__What to do__: Your task is to filter the entries and copy every line containing the string "icon".

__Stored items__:
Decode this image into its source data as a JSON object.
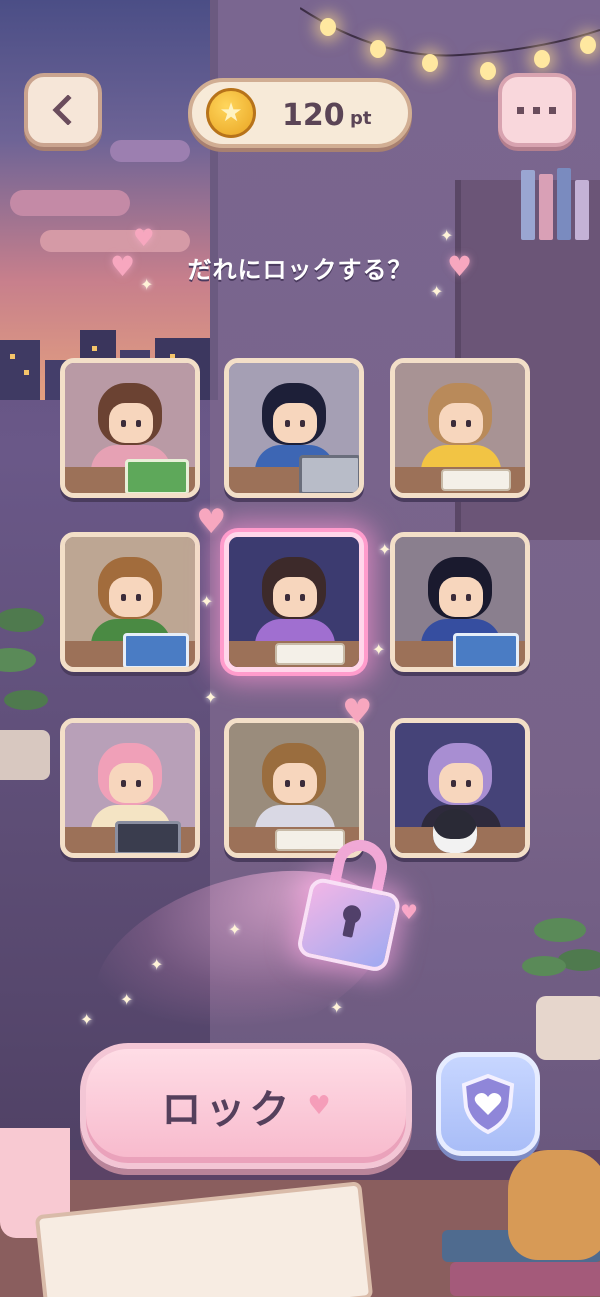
{
  "points": {
    "value": "120",
    "unit": "pt",
    "coin_icon": "star-coin-icon"
  },
  "top_bar": {
    "back_icon": "chevron-left-icon",
    "menu_icon": "more-horizontal-icon"
  },
  "prompt": {
    "text": "だれにロックする？"
  },
  "characters": [
    {
      "id": "girl-bun-reading",
      "hair": "#6b4232",
      "top": "#e6a1b4",
      "bg": "#b99aa5",
      "prop": "green-book",
      "selected": false
    },
    {
      "id": "boy-laptop",
      "hair": "#1d1f38",
      "top": "#3d66b4",
      "bg": "#a59fb4",
      "prop": "laptop",
      "selected": false
    },
    {
      "id": "girl-writing",
      "hair": "#b98a5a",
      "top": "#f2c444",
      "bg": "#a89394",
      "prop": "notebook",
      "selected": false
    },
    {
      "id": "boy-green-hoodie",
      "hair": "#a26c3c",
      "top": "#4a8a43",
      "bg": "#bda693",
      "prop": "blue-book",
      "selected": false
    },
    {
      "id": "girl-headphones",
      "hair": "#3d2a2a",
      "top": "#a06fd0",
      "bg": "#3c3b70",
      "prop": "notebook",
      "selected": true
    },
    {
      "id": "boy-glasses",
      "hair": "#1a1a2e",
      "top": "#364ea0",
      "bg": "#8a7f8e",
      "prop": "blue-book",
      "selected": false
    },
    {
      "id": "girl-pink-tablet",
      "hair": "#f0a0b8",
      "top": "#f4e4c4",
      "bg": "#b8a0b8",
      "prop": "tablet",
      "selected": false
    },
    {
      "id": "boy-grey-hoodie",
      "hair": "#9a6d3e",
      "top": "#d9d8e4",
      "bg": "#9a8c7c",
      "prop": "notebook",
      "selected": false
    },
    {
      "id": "girl-penguin",
      "hair": "#a88ed2",
      "top": "#2e2a3c",
      "bg": "#454378",
      "prop": "penguin",
      "selected": false
    }
  ],
  "actions": {
    "lock_label": "ロック",
    "shield_icon": "shield-heart-icon"
  },
  "colors": {
    "accent_pink": "#f7b9cc",
    "selected_glow": "#ff9ccc",
    "shield_blue": "#a9bdf7"
  }
}
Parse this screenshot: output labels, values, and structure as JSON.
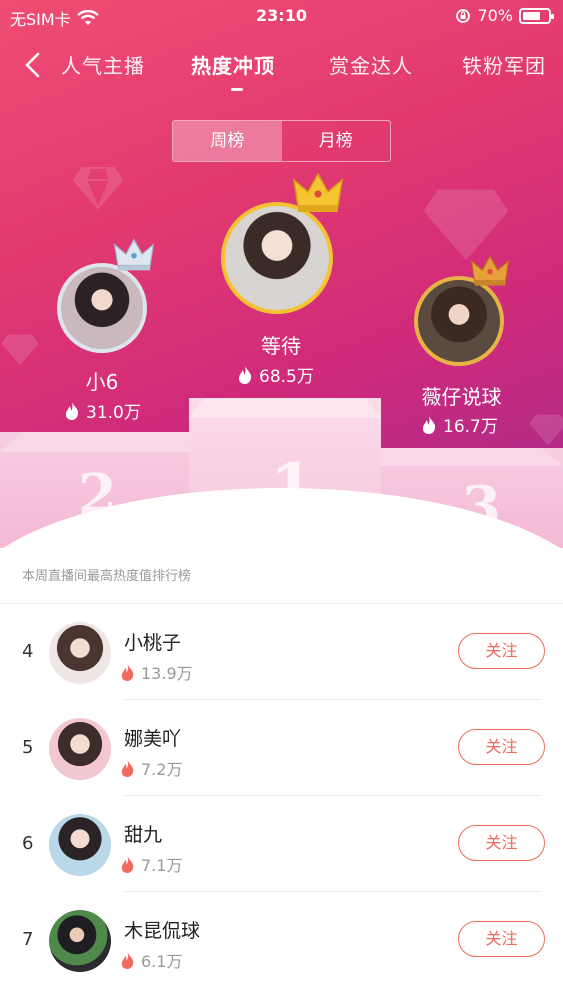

__Written answer__:
    "coin_icon": "star-coin-icon"
    "back_icon": "chevron-left-icon",
    "menu_icon": "more-horizontal-icon"
    "shield_icon": "shield-heart-icon"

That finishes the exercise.